Open peer review—which gives anyone who’s interested a chance to weigh in on scholarly content before it’s published—just got an institutional boost. The Andrew W. Mellon Foundation has given New York University Press and MediaCommons a $50,000 grant to take a closer look at open, or peer-to-peer (P2P), review, the press announced today. MediaCommons is a digital scholarly network hosted by the NYU Libraries and affiliated with the Institute for the Future of the Book.....Read the rest here.
Probably the closest most of us will ever get to this incredible collection.
This book received a starred review at Publisher's Weekly.
Imagine an everyday world in which the price of gasoline (and oil) continues to go up, and up, and up. Think about the immediate impact that would have on our lives.
Of course, everybody already knows how about gasoline has affected our driving habits. People can't wait to junk their gas-guzzling SUVs for a new Prius. But there are more, not-so-obvious changes on the horizon that Chris Steiner tracks brilliantly in this provocative work. -- Read More
The 44-page issue is PDF as usual, and consists of 1.5 essays. Each essay (or portion) is also available as an HTML separate; click on the essay titles. If this seems like an all-ebook issue, that's not intentional.
This issue includes:
Perspective: Writing about Reading (continued) pp. 1-16
This essay completes Perspective: Writing about Reading from the April 2011 C&I, with sections on how ebooks will (if you believe the authors) change reading and writing; "all singing! all dancing"--in which the only future for books is as multimedia extravaganzas; and writing about writing. It's snarkier than the first portion, even though it's been heavily desnarked.

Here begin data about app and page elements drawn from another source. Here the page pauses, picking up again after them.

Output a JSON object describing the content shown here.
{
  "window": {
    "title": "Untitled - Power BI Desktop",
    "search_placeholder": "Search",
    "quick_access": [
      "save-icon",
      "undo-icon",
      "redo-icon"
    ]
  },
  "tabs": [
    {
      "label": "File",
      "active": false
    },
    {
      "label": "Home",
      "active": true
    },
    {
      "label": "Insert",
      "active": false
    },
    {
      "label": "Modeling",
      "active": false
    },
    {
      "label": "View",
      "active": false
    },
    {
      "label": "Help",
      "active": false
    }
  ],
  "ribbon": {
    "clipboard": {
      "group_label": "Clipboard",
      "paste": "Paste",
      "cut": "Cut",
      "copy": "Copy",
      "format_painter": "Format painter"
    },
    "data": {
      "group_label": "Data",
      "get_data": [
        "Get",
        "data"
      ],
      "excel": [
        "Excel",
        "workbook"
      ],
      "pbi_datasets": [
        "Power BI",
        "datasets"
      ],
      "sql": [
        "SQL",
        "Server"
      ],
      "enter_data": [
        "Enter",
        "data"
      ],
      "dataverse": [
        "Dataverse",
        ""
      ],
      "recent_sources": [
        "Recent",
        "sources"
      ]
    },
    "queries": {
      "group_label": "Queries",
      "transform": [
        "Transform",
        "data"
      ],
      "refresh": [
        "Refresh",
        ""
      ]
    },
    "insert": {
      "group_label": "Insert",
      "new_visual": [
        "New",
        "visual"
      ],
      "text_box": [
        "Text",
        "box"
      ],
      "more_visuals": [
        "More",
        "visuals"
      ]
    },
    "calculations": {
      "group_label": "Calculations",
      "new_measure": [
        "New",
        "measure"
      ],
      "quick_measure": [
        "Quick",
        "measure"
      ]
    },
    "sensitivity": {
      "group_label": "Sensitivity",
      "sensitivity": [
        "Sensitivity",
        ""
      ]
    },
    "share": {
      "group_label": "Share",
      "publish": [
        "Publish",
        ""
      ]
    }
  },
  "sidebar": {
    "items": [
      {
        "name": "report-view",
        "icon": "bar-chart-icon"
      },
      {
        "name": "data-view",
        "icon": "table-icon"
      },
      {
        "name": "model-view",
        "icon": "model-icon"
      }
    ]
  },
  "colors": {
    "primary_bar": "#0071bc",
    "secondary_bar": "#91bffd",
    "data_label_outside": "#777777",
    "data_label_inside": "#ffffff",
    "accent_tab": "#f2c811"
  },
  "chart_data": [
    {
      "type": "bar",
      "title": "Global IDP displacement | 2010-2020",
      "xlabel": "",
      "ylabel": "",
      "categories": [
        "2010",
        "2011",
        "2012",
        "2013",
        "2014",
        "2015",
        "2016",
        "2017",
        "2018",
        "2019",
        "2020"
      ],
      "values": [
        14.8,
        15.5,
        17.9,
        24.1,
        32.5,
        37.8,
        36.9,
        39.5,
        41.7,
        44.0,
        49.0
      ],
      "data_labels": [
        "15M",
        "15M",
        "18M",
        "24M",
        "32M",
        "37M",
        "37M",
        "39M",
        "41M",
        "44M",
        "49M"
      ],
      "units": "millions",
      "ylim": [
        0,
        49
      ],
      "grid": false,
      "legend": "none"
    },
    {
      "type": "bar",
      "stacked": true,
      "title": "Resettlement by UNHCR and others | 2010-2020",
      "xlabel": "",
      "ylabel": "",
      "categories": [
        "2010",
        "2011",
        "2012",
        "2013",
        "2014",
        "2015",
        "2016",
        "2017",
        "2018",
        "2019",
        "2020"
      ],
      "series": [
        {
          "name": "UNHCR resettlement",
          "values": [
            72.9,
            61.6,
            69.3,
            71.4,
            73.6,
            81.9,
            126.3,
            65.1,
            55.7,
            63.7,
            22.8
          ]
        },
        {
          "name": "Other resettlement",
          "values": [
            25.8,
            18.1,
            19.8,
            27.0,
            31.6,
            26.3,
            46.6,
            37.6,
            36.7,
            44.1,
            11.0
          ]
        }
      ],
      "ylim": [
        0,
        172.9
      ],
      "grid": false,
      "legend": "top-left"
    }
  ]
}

The Zeitgeist: 26 is Not the Issue pp. 16-44
This abecedary goes from Absurd licenses to... Well, no, the topic is the only one truly suitable for the Zeitgeist label at the moment--HarperCollins, pay-per-view in some form, deals with the devil and what you lose when ownership turns to licenses.
If this one seems long, I'll note two things: -- Read More